WHAT THIS TASK INVOLVES.
Using the string "SPICHERNSTRASSE" as the key, pull each matching line out of the records below.

[RECORDS FOR PROCESSING Boundary: Start]

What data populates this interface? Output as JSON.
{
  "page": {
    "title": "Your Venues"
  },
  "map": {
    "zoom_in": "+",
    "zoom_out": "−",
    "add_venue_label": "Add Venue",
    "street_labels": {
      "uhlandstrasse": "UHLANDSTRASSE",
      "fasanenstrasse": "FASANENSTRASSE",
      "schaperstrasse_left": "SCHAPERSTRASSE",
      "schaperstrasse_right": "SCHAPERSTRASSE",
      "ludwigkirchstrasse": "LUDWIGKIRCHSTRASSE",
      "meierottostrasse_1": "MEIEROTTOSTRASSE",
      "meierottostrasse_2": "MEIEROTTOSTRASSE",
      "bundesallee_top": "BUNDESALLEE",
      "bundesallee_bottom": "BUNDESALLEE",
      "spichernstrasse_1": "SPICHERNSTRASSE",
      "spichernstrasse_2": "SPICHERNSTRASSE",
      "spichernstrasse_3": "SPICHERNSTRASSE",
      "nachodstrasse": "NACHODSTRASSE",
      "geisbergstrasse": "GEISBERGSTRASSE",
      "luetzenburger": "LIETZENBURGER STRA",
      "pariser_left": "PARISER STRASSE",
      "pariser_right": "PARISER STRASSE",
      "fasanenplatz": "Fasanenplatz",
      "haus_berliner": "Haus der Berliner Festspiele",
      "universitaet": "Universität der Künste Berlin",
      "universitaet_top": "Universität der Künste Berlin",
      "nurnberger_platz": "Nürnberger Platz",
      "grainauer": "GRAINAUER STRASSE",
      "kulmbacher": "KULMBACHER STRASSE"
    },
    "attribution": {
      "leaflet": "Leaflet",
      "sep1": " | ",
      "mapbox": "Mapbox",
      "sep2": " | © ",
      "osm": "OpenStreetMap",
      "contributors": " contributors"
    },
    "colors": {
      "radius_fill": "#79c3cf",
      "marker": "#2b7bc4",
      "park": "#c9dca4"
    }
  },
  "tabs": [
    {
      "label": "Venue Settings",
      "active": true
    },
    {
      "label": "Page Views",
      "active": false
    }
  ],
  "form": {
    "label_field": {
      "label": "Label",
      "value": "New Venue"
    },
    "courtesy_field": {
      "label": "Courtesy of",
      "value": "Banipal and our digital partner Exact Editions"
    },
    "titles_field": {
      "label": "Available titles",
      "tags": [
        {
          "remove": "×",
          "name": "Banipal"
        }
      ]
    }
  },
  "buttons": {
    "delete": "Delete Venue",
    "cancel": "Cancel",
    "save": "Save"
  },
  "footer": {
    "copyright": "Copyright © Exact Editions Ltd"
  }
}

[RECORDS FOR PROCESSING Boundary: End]

ANSWER FOR THIS EXERCISE.
      "spichernstrasse_1": "SPICHERNSTRASSE",
      "spichernstrasse_2": "SPICHERNSTRASSE",
      "spichernstrasse_3": "SPICHERNSTRASSE",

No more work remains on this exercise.